Shellfish poisoning, have you ever suffered from it? There is rule that when there is not a “R” in the month you should be more careful on eating clams, oysters, mussels or scallops. Today with more commercial harvesting that risk or rule has been greatly reduced. I gather in the months of May, June, July and August- the northern hemospheres (usually) warmer months- there is higher potential where algal blooms and also in European climate, some shellfish are less palatable as oysters, for example, are spawning at this time. This raises the risk that can spread toxins and lead to a possible poisoning.
Now you might be wondering what this has got to do with innovation? Well, I’m off to Singapore for ten days in early May and I certainly will be ‘hitting’ the shell-fish buffet but really innovation is top of my agenda for this visit and one thing that I will remind people about is to focus on the “R” in innovation.
What do I mean by focusing on the “R” in innovation?
My three “R’s” are Revitalise, Renovate and Regenerate, all often ignored within innovation. How often do we push on regardless, ignoring a number of warning signs and don’t take the time to stop and take stock to see what we can shed and simply get rid of.
I wrote a piece early last year (http://bit.ly/eOuO82) about “Writing off legacy within your innovation systems” as we tend to layer on to existing systems and processes instead of taking the chance to step back and see things from the current or future perspective, we stay locked in our past learning and approaches. Well I certainly feel we all need to re-think that for shedding legacy. We also need to find those three “R’s” hidden within innovation.
Firstly you need to challenge your vision and where innovation is required to fit. Often by simply resetting the vision and how innovation fits within your (evolving) strategy does make a difference to everyone’s understanding of the purpose and direct from their innovation efforts. We do need to constantly change, to challenge and to revitalise on a regular basis. We need to redefine what we are wanting out of innovation and then take that fresh look at systems, processes, cultures and capabilities. We need to produce a revitalisation ‘action plan’ that restores and refreshes the ‘impact’ points that innovation can offer. Restoring the value of innovation needs to be constantly rethought at corporate and operational level.

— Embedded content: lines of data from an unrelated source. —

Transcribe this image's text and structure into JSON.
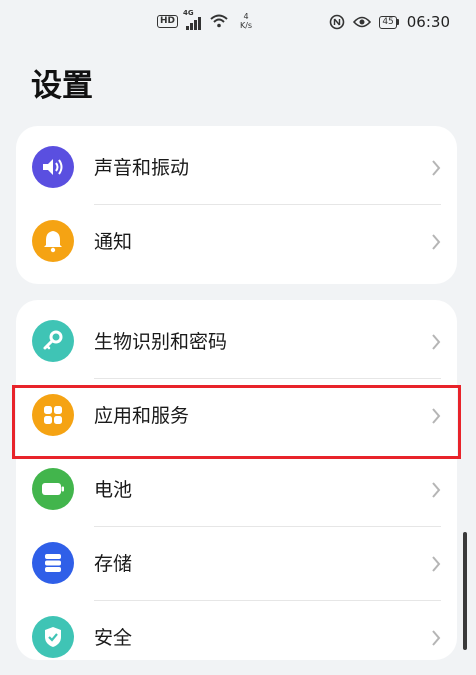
{
  "status_bar": {
    "hd_badge": "HD",
    "network_type": "4G",
    "speed_value": "4",
    "speed_unit": "K/s",
    "battery_level": "45",
    "time": "06:30",
    "icons": [
      "hd-icon",
      "signal-icon",
      "wifi-icon",
      "nfc-icon",
      "eye-comfort-icon",
      "battery-icon"
    ]
  },
  "page_title": "设置",
  "groups": [
    {
      "items": [
        {
          "label": "声音和振动",
          "icon": "speaker-icon",
          "color": "#5a4fe0"
        },
        {
          "label": "通知",
          "icon": "bell-icon",
          "color": "#f5a313"
        }
      ]
    },
    {
      "items": [
        {
          "label": "生物识别和密码",
          "icon": "key-icon",
          "color": "#3fc4b5"
        },
        {
          "label": "应用和服务",
          "icon": "apps-grid-icon",
          "color": "#f5a313",
          "highlighted": true
        },
        {
          "label": "电池",
          "icon": "battery-icon",
          "color": "#42b54c"
        },
        {
          "label": "存储",
          "icon": "storage-icon",
          "color": "#2f5fe8"
        },
        {
          "label": "安全",
          "icon": "shield-icon",
          "color": "#3fc4b5"
        }
      ]
    }
  ],
  "highlight_color": "#e8232a"
}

Organizations are constantly searching for continuous improvement; it often comes in many different guises. Innovation should equally have a clear renovation programme, no different from all the other organization activities that need improving. Putting in place a consistent industry or even cross-industry benchmarking programme, or focusing on more material enhancement, knowledge learning and seeking out changes makes significant difference in your performance, should all be part of this. We often get ‘stuck’ in our own ways of doing things and often it is only when a crisis ‘hits’ we suddenly seek difference positions but that can often be too little, too late. I think there is a need to be constant on improving innovation, we need to renovate innovation continually or we risk the case of often missing out or letting our competitors slip away and move ahead in the lead.
The other part of renovation is to review the ‘content and context’ of innovation. We need to update, modify, change, drop and merge these and that is an essential part of the renovation programme, to evaluate the content and the context constantly.
There are always design considerations within innovation. We need to constantly seek simplicity, motivation, involvement and improving the existing culture. We need to regenerate ourselves. Our people need to constantly upgrade their competencies and skills, they need to engage within teams, seek out diversity of opinion to stretch their own thinking and they need to form or generate new connections and deepen external relationships to learn more of what is going on in the world.
Those that stop learning are the losers and those around them feel the frustration of this. To regenerate constantly makes for a learning organization. We need to undergo spiritual, moral and physical renewal for improving our culture and climate to innovation so much more than we do, we often leave this to chance and not thoughtful design.
Innovation and Impunity
Each of the above “R’s” is vital to build into your innovation plans. So you need to make sure there is always an “R” in your innovation, not only will it be ensuring innovation remains fresher but it will also help rid you of those harmful toxins that can poison your best efforts if you did chose to ignore the “R” in innovation.
I loved one comment about eating shellfish “whether it is January or June, you can eat these plump beauties with impunity”. So let’s hope the combination of (hopefully) fresh seafood in Singapore and my worries that so many organizations may have forgotten to heed the “R” in innovation, does get heard by everybody who cares to listen, and I don’t suffer any punishment or unpleasant set of consequences from this.
Believe me your innovation efforts do benefit by recognizing that these three “R’s” do need to be constantly at the forefront of your innovation eating thinking. By the way, innovation with impunity sounds very intriguing.